The Reality of Special Needs Siblings
January 4, 2019
Knowing a special needs person is a whole world different than living with a special needs person almost 24/7. Not many of us have special needs siblings. That’s not to say that a decent amount of people don’t have experience with special needs, but not everyone has the opportunity to live with these people and know them deeply. I am a source of information about what it’s like to be a sibling of a special needs child. I have two siblings with Autism and Bardet Biedl syndrome, and here’s what it’s like:
It’s like having a light shone on you: because you have the ability to do things that your siblings cannot. Because you can play sports and do things that you want to try. Or what your parents want you to try.
It’s like having the light moved off of you: because your siblings have needs that cannot be done without attention. Because your siblings need help doing the simplest of actions.
It’s like being a tour guide: because every place is unfamiliar to them. Because they don’t know what to do by instinct. They don’t have rational instincts. You are their rational instincts.
It’s like learning to settle: because you have to learn that you can’t always have quiet. You can’t always have attention on you. You can’t always get your way. But that’s to say for everyone… right?
It’s like taking a breathe when you can: because you never know when you’ll need to help again. Because you get your times of peace, but sometimes are shorter than others.
It’s like learning how to help: because sometimes you need to know when to help without anyone telling you to do so. Because you must develop an instinct, a sixth sense of sorts, that will tell you when to drop what you’re doing and go to help.

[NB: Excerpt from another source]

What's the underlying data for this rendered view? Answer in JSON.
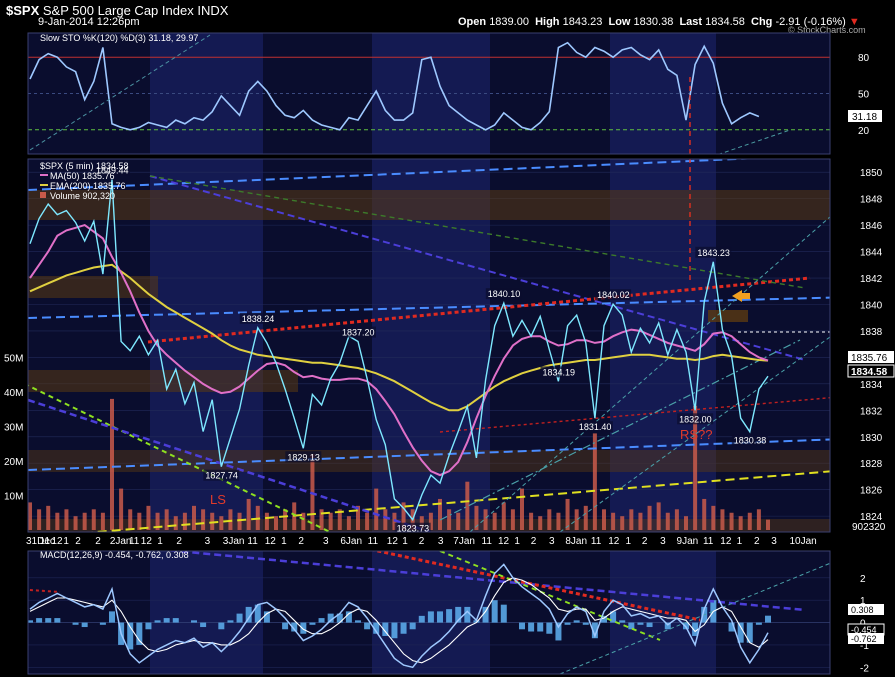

It’s like developing a thankfulness for quiet: because you don’t get it often, and when it is quiet, you feel amazing.
It’s like being pushed aside at times: because taking care of your siblings is a hands-on task. Because people can’t always listen to you when they are taking care of someone else. But that’s to say for everyone… right?
It’s like learning to be thankful for what you have: because you can’t have it all, and there are beautiful things in the simplest ideas.
It’s like understanding that even though you have special needs siblings, you’re not a saint: because you have to both help and care for your siblings AND not complain about it in order to be good.
It’s like knowing that if you are to express your anger, you must do it briefly and secretly: because if the person asking you to help were to know of your complaints, they may not ask you for help again. Because if they stop asking for help, they will overwhelm themselves and this whole system will cascade into distress.
It’s like anyone else’s life, but with a twist. This twist that will alter certain aspects of your life, but will make other parts so much better.
It’s like hoping that one day there will be a medical breakthrough to help your siblings, for their sake, but internally hoping it for your sake too.
And lastly, it’s like being thankful for what you have: because nothing is changing anytime soon.
And it’s fine that way: because my life is pretty good. My life wouldn’t be the same without my siblings. I wouldn’t have it any other way.